Another photos from Suzanne’s Instagram shows more of the natural beauty of Montecito.
My dream is a house with a flowering arranging room. Suzanne’s is outfitted with a granite sink and zinc countertop. It opens off the garden and I am guessing that it sits behind the kitchen and there might be a door that connects it to the kitchen and/or the back part of the house that sits closest to the road.
Suzanne said that the main bedroom and the guest room switched roles which now allows her to lie in bed and see the mountains. I suspect this room sits to the left of the entry and the French doors lead to the outside of on the left side of the house. You can see a room that has doors on that side in the rendering.
“In the guest room, antique Italian side cabinets flank a custom bed upholstered in a Rosa Bernal fabric. Bedding by Julia B. and Deborah Sharpe linens; Room & Board throw.”
I thought this was a before photo of the master bedroom but from what Suzanne has said, it was previously the guest room that became her bedroom. It also looks like a cabana or changing room for the pool was located outside the room.
There is more privacy in bedroom now that the pool has moved farther over in the yard.
“In the primary bedroom, a custom iron bed frame is dressed with fabrics by Rose Tarlow and Claremont. Bedding by Julia B. Linens; throw by
Jenni Kayne; Louis XVI settee in a Hazelton House print.”
A view of the seating area in the bedroom from Suzanne’s Instagram account.
The old bathroom is very dated but on the plus side, it did have a lot of storage.
Suzanne’s bathroom now opens to a walled garden on the left side of the house.
“A freestanding Laufen tub forms a striking contrast with antiques in the bath. Custom-plated Waterworks tub filler.
The photo of the side of the house and pool from Bories and Shearron looks like it could have been taken in 1971.

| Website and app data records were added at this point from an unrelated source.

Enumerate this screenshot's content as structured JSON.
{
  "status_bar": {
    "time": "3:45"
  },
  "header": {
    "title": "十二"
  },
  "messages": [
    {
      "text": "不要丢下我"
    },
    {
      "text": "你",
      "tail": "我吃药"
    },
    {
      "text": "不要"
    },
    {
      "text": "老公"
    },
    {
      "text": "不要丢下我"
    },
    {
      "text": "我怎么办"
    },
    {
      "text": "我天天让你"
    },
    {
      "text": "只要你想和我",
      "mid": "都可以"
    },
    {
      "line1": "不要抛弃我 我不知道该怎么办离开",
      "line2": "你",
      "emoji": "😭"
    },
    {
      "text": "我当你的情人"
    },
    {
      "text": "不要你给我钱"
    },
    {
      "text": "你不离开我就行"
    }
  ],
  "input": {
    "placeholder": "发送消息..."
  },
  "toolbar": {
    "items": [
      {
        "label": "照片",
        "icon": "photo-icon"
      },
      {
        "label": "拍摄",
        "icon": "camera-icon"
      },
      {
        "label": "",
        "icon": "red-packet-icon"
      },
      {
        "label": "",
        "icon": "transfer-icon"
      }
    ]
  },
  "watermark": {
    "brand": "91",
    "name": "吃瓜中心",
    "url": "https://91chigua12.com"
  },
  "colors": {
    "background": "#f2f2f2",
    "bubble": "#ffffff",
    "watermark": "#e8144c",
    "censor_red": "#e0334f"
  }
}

In this photo taken during the renovation by Bories and Shearron, you can see that moving the pool allowed for an outdoor fireplace.
Via Architectural Digest, “Rheinstein is a passionate gardener, and as a board member of the Garden Conservancy she has toured many of the world’s most famous gardens. For her, the outside was as crucial and considered as the inside. She sought the advice of her friend the garden designer Nancy Goslee Power, and looked to two favorite landscape designers, Piet Oudolf and Álvaro de la Rosa, for inspiration.”
The honeysuckle-covered pergola connects indoors to outside and allows for places to sit in the shade.
“Rattan pieces found on Chairish and Etsy sit under the pergola. Cushions of Nomi and Pindler fabrics. RH cocktail Tables.”
The old round pool took up the entire area behind the house.
The new pool and landscape design by Nancy Goslee Power & Assoc. complements the Santa Ynez mountains instead of obscuring them.
“Lounge chairs from Anthropologie, painted in Farrow & Ball’s Indian Yellow with cushions of a Nomi fabric, line up alongside the custom-colored pool. Landscape design by Nancy Goslee Power & Assoc.“
Another view of the swimming pool.
The garden area behind the pool.
Suzanne called this the lavender walk on her Instagram and it leads to the area behind her bedroom.
Suzanne said “she finds herself spending more time at the house than she expected, sometimes staying for two weeks at a time.” It’s easy to see why. Now, all I want to know is if she hangs out with Oprah.
Photos by Laura Rosen for Architectural Digest, Bories and Shearron, @suzannerheinstein, @boriesandshearron, and @courtnay_daniels.